We visited a friend recently and of course, I was knitting away as we chatted. I explained about the tuff socks naturally project and she brought out her entire sock drawer in which there were quite a few pairs knit by my own hands, some of which I don’t remember knitting! There was just one hand spun pair, and they were quite recent. Here they are finished in mid 2017. They look very lightly worn indeed though she assures me she has been wearing them. No signs of wear at all on this as-yet-young pair of tough knits. Hopefully that speaks to the qualities of a suffolk/mohair/silk blend…
Monthly Archives: January 2018
We spent Christmas with my beloved’s family and my daughter in Melbourne. We were in Melbourne, so yarn bombs were to be expected, but this one on a major city street was a serious commitment, with lace and cables and a a lot of pom poms, offering the colours of the rainbow. maybe it was someone’s statement on the whole same sex marriage debate our country has all too recently been having?
I did not expect to be surrounded by dye plants! There were dye eucalypts all round where we were staying: E Cinerea, E Sideroxylon, and even more exciting, E Polyanthemos! Also, rhagodia in fruit.
Even more exciting still, Indigofera Australis, and a lot of it. I just had no way to dye with any of it in the time we were there. I just had to be content with admiration.
…some more fat yarns spun from the fleece of a sheep called Lentil, which have now gone to their new home with a friend who likes to knit fat yarns. Plus some yarn that had been dyed in a very weak vat of indigo or woad at some time in the past, now a soft green with some help from soursobs (oxalis), a common weed here.
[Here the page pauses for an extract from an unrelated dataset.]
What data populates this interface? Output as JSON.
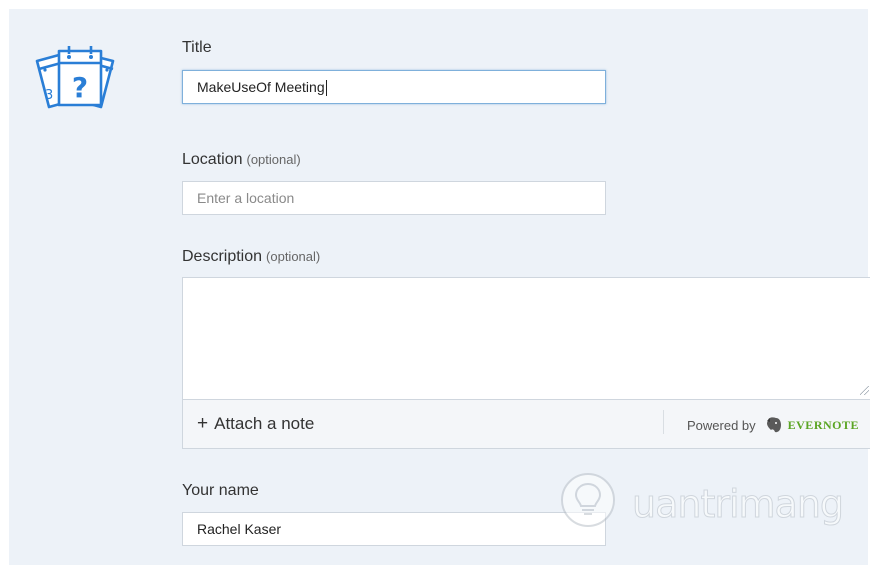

There was a very exciting moment in the garden last week. I was digging out madder roots hoping to create enough space to plant Japanese indigo seedlings (as you do). I found a substantial chrysalis and moved it out of harm’s way. Then a bit later, a movement caught my eye, and a large moth was emerging from the chrysalis right before my eyes. What a privilege! Naturally I wasn’t going to waste the madder root. I had some wool cold mordanting in a bucket, so I processed the roots and created a vat. While I was at it, I did the same with the carrot tops from our farmers’ market.
I ended up with quite a red colour from the first madder bath and two orange shades from the exhaust baths, as well as a nice yellow from the carrot tops.
Plus, the joy of watching the moth emerge. I think it might be a native hawk moth. Back in this post, I found I rather wonderful caterpillar in the madder, and I have found them several times since. I’ve also seen similar chrysalises (?) in the garden. Pisstkitty, a generous and regular reader thought it might be a native hawk moth, Hippotion scrofa, the Coprosma hawk moth. I thought she was right then, and I think this is the moth form of the same creature. Glorious.